“He’s been with us for 28 years,” Jacquie said. “We couldn’t manage without him.”
As for the stable’s 3-year-old trotting colt Dandy, the son of Cantab Hall-Cocoacabana has been a revelation. He was bred by Jacquie, Arden Homestead Stable, and Vieux Carre Farms, but did not appear to be much of a prospect as a yearling. He is now owned by Jacquie after the others decided to give up their ownership shares.
When he arrived at Frank and Jacquie’s barn, he looked small and nervous. What could not be seen was his heart.
“We decided to start training him and see what we had,” Jacquie said. “He was just a good boy right from the start. He stands terrible but he’s clean gaited and he has the right disposition. It was shocking to us. Even at (age) 2, I said to Frank this colt has got some ability. He’s just got that desire. He just wants to do it.”

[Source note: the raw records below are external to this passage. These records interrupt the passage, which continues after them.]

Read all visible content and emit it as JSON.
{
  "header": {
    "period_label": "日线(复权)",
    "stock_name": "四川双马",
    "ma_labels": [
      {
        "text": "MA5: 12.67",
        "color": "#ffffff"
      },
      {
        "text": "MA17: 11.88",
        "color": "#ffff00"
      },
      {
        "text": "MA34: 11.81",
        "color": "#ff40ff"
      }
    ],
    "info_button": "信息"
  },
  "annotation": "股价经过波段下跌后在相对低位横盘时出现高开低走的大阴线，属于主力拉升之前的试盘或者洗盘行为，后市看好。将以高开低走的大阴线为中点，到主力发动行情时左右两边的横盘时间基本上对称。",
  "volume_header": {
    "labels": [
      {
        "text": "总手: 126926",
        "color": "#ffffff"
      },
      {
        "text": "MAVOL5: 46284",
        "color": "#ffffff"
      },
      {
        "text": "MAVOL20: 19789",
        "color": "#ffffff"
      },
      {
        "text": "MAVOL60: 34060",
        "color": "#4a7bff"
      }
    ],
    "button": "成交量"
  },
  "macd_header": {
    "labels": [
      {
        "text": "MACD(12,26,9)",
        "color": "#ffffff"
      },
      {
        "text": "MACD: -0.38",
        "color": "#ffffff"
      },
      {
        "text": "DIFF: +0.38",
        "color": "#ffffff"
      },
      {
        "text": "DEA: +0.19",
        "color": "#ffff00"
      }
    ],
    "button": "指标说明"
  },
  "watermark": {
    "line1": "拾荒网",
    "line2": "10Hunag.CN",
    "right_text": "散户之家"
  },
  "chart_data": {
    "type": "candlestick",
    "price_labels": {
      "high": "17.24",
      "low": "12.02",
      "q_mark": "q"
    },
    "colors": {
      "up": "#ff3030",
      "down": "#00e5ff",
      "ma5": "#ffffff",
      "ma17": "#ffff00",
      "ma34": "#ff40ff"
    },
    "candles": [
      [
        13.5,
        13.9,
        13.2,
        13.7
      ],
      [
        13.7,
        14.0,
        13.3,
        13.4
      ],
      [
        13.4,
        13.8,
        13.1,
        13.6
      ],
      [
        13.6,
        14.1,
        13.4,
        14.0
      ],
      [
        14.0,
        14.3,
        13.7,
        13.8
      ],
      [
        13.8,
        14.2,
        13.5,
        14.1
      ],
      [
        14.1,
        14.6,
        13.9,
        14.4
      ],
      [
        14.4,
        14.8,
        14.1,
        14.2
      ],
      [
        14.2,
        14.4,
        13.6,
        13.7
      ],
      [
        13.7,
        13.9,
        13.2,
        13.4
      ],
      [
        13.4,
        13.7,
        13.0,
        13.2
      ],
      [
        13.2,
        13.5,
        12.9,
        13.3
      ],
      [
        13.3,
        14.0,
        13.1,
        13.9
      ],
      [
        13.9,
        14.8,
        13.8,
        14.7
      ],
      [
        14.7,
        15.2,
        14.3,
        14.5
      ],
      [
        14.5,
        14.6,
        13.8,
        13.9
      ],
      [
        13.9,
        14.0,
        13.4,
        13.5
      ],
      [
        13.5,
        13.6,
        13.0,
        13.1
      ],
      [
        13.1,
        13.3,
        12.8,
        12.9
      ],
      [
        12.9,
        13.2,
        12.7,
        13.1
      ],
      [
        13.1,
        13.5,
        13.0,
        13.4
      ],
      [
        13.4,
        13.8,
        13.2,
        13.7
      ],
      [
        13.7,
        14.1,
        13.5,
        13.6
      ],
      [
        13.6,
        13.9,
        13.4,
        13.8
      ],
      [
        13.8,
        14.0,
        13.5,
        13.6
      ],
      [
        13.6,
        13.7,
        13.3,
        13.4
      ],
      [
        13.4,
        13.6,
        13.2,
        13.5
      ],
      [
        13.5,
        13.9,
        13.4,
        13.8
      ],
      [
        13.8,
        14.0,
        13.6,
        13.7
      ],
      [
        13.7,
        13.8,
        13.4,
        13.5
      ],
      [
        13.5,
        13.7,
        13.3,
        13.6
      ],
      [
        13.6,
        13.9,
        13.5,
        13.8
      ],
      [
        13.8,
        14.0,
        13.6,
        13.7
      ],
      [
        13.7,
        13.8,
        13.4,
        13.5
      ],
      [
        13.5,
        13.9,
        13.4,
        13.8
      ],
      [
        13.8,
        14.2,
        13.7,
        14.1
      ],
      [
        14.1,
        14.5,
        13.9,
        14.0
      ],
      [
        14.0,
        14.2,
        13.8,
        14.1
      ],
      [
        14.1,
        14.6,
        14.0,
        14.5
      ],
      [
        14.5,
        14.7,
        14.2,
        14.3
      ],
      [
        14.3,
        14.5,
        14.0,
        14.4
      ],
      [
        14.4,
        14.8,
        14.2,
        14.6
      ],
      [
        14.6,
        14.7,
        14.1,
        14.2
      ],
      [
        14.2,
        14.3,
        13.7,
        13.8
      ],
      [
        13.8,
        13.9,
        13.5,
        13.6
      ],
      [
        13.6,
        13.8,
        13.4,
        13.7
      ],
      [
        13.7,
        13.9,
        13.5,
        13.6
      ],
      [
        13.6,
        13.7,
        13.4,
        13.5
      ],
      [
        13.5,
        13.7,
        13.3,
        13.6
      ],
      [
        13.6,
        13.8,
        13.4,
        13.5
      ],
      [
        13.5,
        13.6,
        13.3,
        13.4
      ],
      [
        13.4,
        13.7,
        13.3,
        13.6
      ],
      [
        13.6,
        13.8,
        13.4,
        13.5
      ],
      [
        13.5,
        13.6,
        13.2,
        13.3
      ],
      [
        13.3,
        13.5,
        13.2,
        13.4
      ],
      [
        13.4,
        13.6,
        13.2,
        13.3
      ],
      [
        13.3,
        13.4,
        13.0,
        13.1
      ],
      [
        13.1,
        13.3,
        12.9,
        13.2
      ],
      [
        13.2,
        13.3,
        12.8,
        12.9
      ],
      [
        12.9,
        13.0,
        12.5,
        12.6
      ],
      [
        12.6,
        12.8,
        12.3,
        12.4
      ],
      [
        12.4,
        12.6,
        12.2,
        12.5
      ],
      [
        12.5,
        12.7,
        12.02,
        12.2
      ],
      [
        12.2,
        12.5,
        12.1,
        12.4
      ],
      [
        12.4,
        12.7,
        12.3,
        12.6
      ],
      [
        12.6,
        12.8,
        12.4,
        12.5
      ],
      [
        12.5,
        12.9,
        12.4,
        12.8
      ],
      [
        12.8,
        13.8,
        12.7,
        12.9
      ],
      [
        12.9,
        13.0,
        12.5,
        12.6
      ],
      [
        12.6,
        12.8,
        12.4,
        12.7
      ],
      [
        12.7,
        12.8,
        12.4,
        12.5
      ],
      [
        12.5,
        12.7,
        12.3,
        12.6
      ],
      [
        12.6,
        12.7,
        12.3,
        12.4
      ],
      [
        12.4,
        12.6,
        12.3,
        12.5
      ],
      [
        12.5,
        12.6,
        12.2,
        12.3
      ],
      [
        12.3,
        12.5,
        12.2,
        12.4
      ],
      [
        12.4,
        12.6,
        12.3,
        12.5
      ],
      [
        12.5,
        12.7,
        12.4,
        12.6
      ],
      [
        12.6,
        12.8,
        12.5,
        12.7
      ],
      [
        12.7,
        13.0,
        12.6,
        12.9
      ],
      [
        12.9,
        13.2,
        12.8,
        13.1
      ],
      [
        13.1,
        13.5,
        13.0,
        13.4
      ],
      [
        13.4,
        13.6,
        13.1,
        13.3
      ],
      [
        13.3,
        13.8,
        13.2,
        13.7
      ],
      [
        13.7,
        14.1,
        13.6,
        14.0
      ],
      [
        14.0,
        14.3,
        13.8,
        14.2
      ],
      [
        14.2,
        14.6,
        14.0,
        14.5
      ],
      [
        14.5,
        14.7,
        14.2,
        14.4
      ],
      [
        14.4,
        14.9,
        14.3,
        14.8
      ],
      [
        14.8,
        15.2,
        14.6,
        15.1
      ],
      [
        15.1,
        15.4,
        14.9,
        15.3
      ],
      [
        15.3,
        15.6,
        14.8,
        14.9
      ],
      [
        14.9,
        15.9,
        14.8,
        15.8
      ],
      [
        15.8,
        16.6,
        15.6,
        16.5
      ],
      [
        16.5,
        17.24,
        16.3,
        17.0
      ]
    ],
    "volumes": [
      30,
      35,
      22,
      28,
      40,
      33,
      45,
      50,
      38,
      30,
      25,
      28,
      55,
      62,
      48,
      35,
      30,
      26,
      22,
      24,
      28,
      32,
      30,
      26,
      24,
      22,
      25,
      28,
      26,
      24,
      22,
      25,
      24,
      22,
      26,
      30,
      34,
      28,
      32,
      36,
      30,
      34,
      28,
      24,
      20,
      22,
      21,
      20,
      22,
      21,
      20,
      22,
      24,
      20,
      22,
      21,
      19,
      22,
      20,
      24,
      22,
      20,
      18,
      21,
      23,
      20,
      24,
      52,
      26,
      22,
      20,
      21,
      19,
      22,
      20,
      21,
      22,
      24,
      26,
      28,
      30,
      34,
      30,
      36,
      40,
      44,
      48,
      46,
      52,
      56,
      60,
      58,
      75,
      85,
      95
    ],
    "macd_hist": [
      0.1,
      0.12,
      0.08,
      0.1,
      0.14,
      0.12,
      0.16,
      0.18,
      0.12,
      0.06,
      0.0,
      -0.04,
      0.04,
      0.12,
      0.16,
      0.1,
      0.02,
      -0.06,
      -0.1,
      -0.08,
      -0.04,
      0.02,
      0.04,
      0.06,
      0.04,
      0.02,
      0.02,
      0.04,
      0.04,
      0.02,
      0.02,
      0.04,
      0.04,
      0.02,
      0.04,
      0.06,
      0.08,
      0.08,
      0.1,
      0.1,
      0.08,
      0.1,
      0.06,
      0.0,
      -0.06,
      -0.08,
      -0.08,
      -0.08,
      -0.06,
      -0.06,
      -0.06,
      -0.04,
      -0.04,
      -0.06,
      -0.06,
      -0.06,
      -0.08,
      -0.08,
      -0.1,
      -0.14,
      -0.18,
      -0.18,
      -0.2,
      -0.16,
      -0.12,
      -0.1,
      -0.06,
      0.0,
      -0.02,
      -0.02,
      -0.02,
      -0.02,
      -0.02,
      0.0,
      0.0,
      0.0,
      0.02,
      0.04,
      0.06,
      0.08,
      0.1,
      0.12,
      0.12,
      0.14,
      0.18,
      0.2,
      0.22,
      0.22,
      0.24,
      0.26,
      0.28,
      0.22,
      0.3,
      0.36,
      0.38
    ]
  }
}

Dandy had a win and two thirds in five starts as a 2-year-old. He began his 3-year-old campaign in the Bobby Weiss Series at The Downs at Mohegan Sun Pocono, winning a preliminary round and finishing second in the consolation final, before hitting the Pennsylvania stakes circuit.
He finished second in a division of the Pennsylvania All-Stars, then picked up a win in three of the four preliminary rounds of the Pennsylvania Sire Stakes. In his most recent start on July 15, he won in a career-best 1:53.2 at The Meadows, brushing to the lead from third place on the backstretch and trotting his back half in :54.4.
“I pulled first-up and I was just going to sit out there, but he had another idea,” Jacquie said. “He gets a bead on a horse, and he goes. He wanted to race that horse, and he was gone. You can’t give them that desire. They’re either born with it or not. I’m just a passenger.”
The PaSS championships for 3-year-olds are Sept. 3 at The Meadows.
“I’ll give him a couple starts in between,” Jacquie said about Dandy, who has earned $142,163 lifetime. “He’s done it before (with time off). He stays pretty fit.
“He’s really matured from 2 to 3. We can only hope that continues. But if he never does another thing, he’s really done too much for us.”
Jacquie and Frank might purchase a yearling or two this fall with the money earned by Dandy as they look to continue their love affair with racing.
“We just love the camaraderie when we go to the track,” Jacquie said. “We enjoy the banter back and forth.
“I’d hate to think of what am I going to do now? Just sitting at home, you get old real quick doing that. This is exactly where we want to be.”